About this exercise ::
Give the entries again exactly; drop the pictures.

(Data items)
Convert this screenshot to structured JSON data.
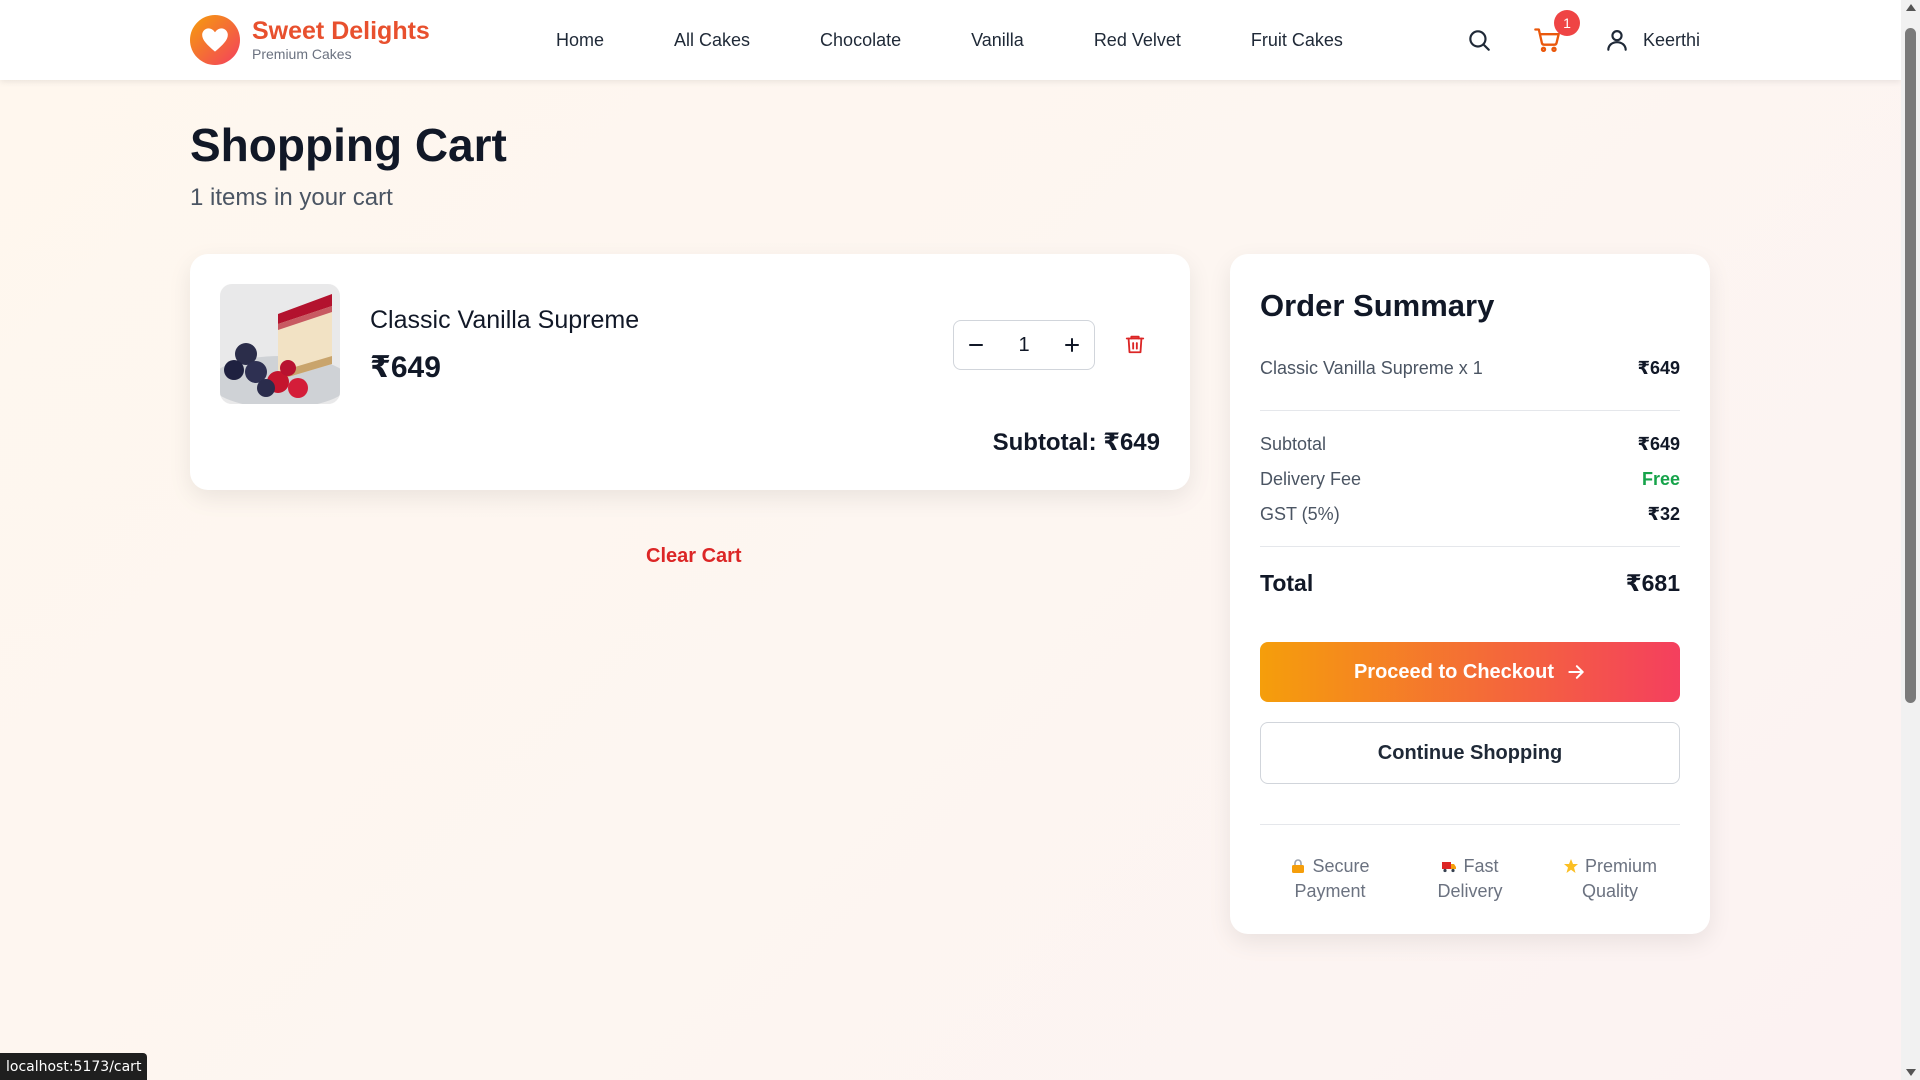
{
  "brand": {
    "name": "Sweet Delights",
    "tagline": "Premium Cakes"
  },
  "nav": {
    "links": [
      "Home",
      "All Cakes",
      "Chocolate",
      "Vanilla",
      "Red Velvet",
      "Fruit Cakes"
    ],
    "cart_count": "1",
    "user_name": "Keerthi"
  },
  "page": {
    "title": "Shopping Cart",
    "subtitle": "1 items in your cart"
  },
  "cart": {
    "items": [
      {
        "name": "Classic Vanilla Supreme",
        "price": "₹649",
        "quantity": "1",
        "subtotal": "Subtotal: ₹649"
      }
    ],
    "clear_label": "Clear Cart"
  },
  "summary": {
    "title": "Order Summary",
    "line_item_label": "Classic Vanilla Supreme x 1",
    "line_item_value": "₹649",
    "subtotal_label": "Subtotal",
    "subtotal_value": "₹649",
    "delivery_label": "Delivery Fee",
    "delivery_value": "Free",
    "gst_label": "GST (5%)",
    "gst_value": "₹32",
    "total_label": "Total",
    "total_value": "₹681",
    "checkout_label": "Proceed to Checkout",
    "continue_label": "Continue Shopping",
    "features": [
      {
        "icon": "lock-icon",
        "line1": "Secure",
        "line2": "Payment"
      },
      {
        "icon": "truck-icon",
        "line1": "Fast",
        "line2": "Delivery"
      },
      {
        "icon": "star-icon",
        "line1": "Premium",
        "line2": "Quality"
      }
    ]
  },
  "status_bar": {
    "url": "localhost:5173/cart"
  },
  "colors": {
    "brand": "#e8502e",
    "accent_start": "#f59e0b",
    "accent_end": "#f43f5e",
    "danger": "#dc2626",
    "success": "#16a34a"
  }
}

Output below ::
Convert this screenshot to structured JSON data.
{
  "brand": {
    "name": "Sweet Delights",
    "tagline": "Premium Cakes"
  },
  "nav": {
    "links": [
      "Home",
      "All Cakes",
      "Chocolate",
      "Vanilla",
      "Red Velvet",
      "Fruit Cakes"
    ],
    "cart_count": "1",
    "user_name": "Keerthi"
  },
  "page": {
    "title": "Shopping Cart",
    "subtitle": "1 items in your cart"
  },
  "cart": {
    "items": [
      {
        "name": "Classic Vanilla Supreme",
        "price": "₹649",
        "quantity": "1",
        "subtotal": "Subtotal: ₹649"
      }
    ],
    "clear_label": "Clear Cart"
  },
  "summary": {
    "title": "Order Summary",
    "line_item_label": "Classic Vanilla Supreme x 1",
    "line_item_value": "₹649",
    "subtotal_label": "Subtotal",
    "subtotal_value": "₹649",
    "delivery_label": "Delivery Fee",
    "delivery_value": "Free",
    "gst_label": "GST (5%)",
    "gst_value": "₹32",
    "total_label": "Total",
    "total_value": "₹681",
    "checkout_label": "Proceed to Checkout",
    "continue_label": "Continue Shopping",
    "features": [
      {
        "icon": "lock-icon",
        "line1": "Secure",
        "line2": "Payment"
      },
      {
        "icon": "truck-icon",
        "line1": "Fast",
        "line2": "Delivery"
      },
      {
        "icon": "star-icon",
        "line1": "Premium",
        "line2": "Quality"
      }
    ]
  },
  "status_bar": {
    "url": "localhost:5173/cart"
  },
  "colors": {
    "brand": "#e8502e",
    "accent_start": "#f59e0b",
    "accent_end": "#f43f5e",
    "danger": "#dc2626",
    "success": "#16a34a"
  }
}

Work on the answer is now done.